PSYCHOTHERAPY BEYOND THE FRINGE, continued
A Foregone Orgone
But Frank was not the only person to consult Felicity about a lack of sexual desire. A couple of years later, an absolutely beautiful woman with a statuesque figure consulted Felicity about a problem similar to Frank’s. Frances was a very effective and efficient professional woman in her mid-thirties. She was married, and she professed an exquisite love for her husband. However, she was ‘frigid’. She felt a great sense of remorse that she was unable to respond with any kind or degree of arousal to any stimulation or contact with her husband, other than the warmth of love which she felt for him. She wanted desperately to find a way to increase her responsiveness in order to add to his pleasure, joy and happiness. But nothing worked to evoke in her any erotic sensations. She thought of herself as a chiselled statue. The task she seemed to be giving Felicity was to breathe life into her alabaster body. He didn’t know how to perform such a task by means of any know form of psychotherapy.

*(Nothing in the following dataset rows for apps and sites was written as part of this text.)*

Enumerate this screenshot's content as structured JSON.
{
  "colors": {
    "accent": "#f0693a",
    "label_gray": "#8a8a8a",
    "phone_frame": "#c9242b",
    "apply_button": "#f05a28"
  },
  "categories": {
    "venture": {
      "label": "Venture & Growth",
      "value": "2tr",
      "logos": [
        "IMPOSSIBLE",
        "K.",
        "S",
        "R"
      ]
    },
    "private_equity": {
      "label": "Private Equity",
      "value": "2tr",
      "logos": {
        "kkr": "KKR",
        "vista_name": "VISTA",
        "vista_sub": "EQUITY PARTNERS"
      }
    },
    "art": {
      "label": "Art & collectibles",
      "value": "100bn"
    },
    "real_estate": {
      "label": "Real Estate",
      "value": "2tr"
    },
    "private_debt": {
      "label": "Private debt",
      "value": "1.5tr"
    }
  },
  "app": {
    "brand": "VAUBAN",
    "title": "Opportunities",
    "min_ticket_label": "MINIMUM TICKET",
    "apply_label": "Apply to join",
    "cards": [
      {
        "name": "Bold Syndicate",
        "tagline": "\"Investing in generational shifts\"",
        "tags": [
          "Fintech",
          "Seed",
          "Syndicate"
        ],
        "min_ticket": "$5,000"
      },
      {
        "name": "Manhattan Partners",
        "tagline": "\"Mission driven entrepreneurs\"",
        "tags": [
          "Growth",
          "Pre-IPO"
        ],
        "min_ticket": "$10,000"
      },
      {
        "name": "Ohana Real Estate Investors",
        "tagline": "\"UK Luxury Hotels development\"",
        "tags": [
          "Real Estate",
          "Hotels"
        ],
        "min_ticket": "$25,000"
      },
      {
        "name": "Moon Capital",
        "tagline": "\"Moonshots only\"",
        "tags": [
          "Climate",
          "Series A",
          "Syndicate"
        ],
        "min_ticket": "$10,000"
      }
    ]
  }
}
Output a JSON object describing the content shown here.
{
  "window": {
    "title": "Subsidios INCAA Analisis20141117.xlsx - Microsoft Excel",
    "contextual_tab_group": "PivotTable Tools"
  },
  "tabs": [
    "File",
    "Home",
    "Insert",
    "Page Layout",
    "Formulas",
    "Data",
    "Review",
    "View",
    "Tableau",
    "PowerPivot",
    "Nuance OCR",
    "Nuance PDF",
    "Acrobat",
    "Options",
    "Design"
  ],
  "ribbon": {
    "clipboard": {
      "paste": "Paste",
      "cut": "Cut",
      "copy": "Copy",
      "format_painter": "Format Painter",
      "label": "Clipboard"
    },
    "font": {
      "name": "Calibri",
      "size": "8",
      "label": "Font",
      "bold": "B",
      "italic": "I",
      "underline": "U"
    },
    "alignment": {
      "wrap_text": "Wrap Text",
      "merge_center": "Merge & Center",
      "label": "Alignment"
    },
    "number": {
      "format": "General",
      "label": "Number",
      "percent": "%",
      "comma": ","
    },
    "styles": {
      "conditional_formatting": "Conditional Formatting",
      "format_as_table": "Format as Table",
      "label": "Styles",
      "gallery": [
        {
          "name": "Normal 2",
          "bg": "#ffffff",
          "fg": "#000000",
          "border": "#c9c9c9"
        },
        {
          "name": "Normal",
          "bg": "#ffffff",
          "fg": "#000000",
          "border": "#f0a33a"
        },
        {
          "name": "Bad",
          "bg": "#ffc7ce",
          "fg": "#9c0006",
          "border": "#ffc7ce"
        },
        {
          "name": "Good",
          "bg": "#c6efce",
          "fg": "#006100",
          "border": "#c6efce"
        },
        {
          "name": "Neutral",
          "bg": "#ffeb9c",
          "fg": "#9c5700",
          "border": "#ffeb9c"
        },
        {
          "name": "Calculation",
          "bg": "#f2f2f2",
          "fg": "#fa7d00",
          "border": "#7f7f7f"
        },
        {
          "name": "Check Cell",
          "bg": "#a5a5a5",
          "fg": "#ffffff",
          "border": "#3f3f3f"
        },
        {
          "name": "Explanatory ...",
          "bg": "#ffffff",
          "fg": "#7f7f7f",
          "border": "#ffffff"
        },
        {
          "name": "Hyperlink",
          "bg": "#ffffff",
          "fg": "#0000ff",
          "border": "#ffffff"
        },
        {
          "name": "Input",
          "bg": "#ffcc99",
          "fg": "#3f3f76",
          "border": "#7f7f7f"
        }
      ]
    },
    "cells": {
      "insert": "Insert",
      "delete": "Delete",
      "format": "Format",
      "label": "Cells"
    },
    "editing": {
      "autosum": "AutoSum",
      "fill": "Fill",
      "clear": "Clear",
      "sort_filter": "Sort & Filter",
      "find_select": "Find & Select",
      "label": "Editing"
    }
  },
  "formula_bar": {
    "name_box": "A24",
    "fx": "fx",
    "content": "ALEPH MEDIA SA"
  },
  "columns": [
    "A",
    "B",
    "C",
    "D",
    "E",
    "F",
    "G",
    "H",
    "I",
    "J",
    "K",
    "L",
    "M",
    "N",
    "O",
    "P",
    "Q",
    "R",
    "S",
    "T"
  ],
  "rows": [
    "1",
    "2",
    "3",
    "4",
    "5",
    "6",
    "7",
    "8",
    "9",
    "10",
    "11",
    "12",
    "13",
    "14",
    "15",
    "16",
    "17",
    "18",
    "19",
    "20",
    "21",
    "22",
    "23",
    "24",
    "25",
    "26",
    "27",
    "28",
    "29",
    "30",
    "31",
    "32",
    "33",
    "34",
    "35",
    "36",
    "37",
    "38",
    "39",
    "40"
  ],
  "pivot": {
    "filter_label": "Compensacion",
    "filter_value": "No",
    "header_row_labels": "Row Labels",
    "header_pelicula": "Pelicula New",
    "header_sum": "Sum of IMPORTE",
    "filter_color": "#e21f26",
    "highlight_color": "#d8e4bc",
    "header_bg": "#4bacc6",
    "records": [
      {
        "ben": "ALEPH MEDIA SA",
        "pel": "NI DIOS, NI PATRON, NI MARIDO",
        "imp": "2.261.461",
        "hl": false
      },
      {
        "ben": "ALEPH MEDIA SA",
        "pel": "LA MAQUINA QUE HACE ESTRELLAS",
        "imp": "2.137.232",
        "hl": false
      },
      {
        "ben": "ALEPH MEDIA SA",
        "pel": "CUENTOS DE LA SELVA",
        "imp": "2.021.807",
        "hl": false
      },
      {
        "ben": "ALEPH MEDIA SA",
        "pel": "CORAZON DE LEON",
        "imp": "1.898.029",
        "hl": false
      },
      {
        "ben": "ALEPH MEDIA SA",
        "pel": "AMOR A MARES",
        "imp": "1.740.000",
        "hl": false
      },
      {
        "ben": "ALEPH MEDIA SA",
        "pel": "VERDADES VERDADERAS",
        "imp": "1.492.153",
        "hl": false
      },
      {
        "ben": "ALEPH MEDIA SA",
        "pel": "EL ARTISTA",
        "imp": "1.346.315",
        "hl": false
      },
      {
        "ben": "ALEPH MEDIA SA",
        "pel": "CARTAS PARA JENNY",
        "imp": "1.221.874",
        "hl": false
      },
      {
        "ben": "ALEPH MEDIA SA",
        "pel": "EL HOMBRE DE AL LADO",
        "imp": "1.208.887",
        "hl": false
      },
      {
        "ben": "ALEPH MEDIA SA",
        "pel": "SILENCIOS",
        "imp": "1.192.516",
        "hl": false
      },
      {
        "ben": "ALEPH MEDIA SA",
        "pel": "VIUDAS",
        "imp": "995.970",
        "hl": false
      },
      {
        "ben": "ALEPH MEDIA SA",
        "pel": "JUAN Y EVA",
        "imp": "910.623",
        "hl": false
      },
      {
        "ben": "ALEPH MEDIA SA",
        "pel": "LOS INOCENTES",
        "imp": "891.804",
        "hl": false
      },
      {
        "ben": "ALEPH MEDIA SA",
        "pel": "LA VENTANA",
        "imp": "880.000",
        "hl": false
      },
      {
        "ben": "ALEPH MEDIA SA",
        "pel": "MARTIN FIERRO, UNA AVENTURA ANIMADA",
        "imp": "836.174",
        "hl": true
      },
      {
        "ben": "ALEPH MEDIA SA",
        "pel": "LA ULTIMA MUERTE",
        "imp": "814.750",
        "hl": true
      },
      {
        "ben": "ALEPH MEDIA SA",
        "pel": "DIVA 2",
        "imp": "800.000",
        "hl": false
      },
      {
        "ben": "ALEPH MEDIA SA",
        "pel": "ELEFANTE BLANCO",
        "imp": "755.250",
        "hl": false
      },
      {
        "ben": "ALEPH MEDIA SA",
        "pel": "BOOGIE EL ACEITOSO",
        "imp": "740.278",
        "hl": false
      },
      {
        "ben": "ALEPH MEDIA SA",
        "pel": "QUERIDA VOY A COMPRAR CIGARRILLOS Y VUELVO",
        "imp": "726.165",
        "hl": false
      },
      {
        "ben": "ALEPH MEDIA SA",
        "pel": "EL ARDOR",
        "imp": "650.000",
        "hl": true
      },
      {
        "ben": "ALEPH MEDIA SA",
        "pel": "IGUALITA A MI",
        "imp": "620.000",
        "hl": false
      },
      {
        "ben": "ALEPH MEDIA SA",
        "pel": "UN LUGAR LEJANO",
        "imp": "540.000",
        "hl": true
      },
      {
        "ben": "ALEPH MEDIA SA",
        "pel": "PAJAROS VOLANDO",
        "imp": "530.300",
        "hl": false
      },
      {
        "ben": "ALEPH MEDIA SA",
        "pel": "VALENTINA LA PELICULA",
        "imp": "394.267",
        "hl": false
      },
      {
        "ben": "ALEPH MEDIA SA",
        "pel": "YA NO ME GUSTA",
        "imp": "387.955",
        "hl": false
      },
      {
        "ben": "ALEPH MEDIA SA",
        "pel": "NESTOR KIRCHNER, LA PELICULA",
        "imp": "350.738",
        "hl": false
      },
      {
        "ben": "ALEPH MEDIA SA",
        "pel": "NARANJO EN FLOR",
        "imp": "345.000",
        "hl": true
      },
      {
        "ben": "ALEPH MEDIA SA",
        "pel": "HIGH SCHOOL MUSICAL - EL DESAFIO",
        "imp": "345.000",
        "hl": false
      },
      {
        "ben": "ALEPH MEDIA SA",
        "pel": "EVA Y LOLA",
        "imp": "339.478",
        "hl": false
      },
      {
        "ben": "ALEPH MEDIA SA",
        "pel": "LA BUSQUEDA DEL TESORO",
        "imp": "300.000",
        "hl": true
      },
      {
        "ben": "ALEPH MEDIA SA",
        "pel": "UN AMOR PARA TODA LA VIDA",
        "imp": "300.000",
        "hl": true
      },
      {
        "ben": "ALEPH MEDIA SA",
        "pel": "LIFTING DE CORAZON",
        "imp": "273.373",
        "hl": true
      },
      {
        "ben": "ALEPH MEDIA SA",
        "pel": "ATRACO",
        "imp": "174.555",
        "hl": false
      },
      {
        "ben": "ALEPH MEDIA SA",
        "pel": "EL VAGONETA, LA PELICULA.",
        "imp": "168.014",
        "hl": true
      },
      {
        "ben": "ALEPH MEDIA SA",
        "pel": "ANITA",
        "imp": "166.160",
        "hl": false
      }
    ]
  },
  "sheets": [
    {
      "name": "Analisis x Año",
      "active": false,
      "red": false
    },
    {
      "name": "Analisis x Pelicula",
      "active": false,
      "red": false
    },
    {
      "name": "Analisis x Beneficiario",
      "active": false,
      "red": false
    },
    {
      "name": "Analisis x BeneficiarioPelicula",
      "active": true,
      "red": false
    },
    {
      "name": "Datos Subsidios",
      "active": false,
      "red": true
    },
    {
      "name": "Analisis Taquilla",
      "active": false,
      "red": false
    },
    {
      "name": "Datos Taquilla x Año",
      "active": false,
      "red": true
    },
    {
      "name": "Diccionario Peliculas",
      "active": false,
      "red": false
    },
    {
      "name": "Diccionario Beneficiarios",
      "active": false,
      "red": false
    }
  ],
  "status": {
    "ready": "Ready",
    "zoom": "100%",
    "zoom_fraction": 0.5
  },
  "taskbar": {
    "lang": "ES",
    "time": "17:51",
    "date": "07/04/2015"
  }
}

The first guidance he could find as he thought about how to accomplish this task came from Reich [see, for example, Farrar, Straus and Giroux, Selected Writings: An Introduction to Orgonomy. RR]. Strange images of laminated coffin-like devices ran through his mind, coupled with vague ideas that Reich may have died in an ‘insane asylum’. Since he was sure that he would not try to use any of Reich’s ideas about how to enhance Frances’ ‘orgone’ (Reich’s notion of the energy of libido), Felicity tried to push that kaleidoscope of pictures out of his head. Psychoanalysis, aimed at releasing any ‘repression’ of libidinous impulses, had already received more than a fair trial with Frances. The use of electrical stimulation to reinstate sensation in small patches of insensitive skin (skin anaesthesia) had been reported in the literature. This method seemed utterly inappropriate in this case. He considered hypnosis, but recalled that its use might increase the risk of suicide in an appetitive problem such as this one.
Of course, he forgot about at least one option which might have worked. He might have tried a procedure he called CARRA which will be described in Chapter 12 in talking about Susan and Shirley. However, he still doubts that he would have taken the chance of using it with Frances without access to the control of round the clock monitoring in a hospital.
Having recently been called upon to assess another bright professional woman complaining of anorgasmia (inability to have a sexual climax), but without any real pathology, Felicity was cautious and detailed in his inquiry with Frances. The other lady had said that she was unable to achieve any discharge during sexual contacts. The psychological tests had revealed no sexual conflicts at all. So Felicity had undertaken a thorough inquiry. He was informed that this woman regularly became aroused during sexual contact, experienced a peak of arousal and then achieved a sense of relief — but there was no discharge. It turned out that she had expected to have an ejaculation equivalent to that of the male. When she was offered simple information about the respective sexual events in the two genders, she was satisfied with the information and required no further psychotherapy.
But this was not Frances’ problem. She understood the sexual functions of the two genders. But she experienced no sensation at all from stimulation of her erogenous zones, which was in any way different from that of rubbing any other area of her body. In those days, the idea of sexual abuse of children by adults was rarely considered as an issue, let alone a fad used to account for every psychological problem. Felicity did not even think of that possible explanation for Frances’ lack of erotic arousal. In those days, the Freudian view of infantile sexual fantasies was the main window through which psychotherapists looked at early sexual arousal or conflicts. And Frances had already been psychoanalysed for a great many years, without benefit or understanding. By this point in her life, all she wanted was results — she wanted to be able to become aroused by her husband’s sexual advances.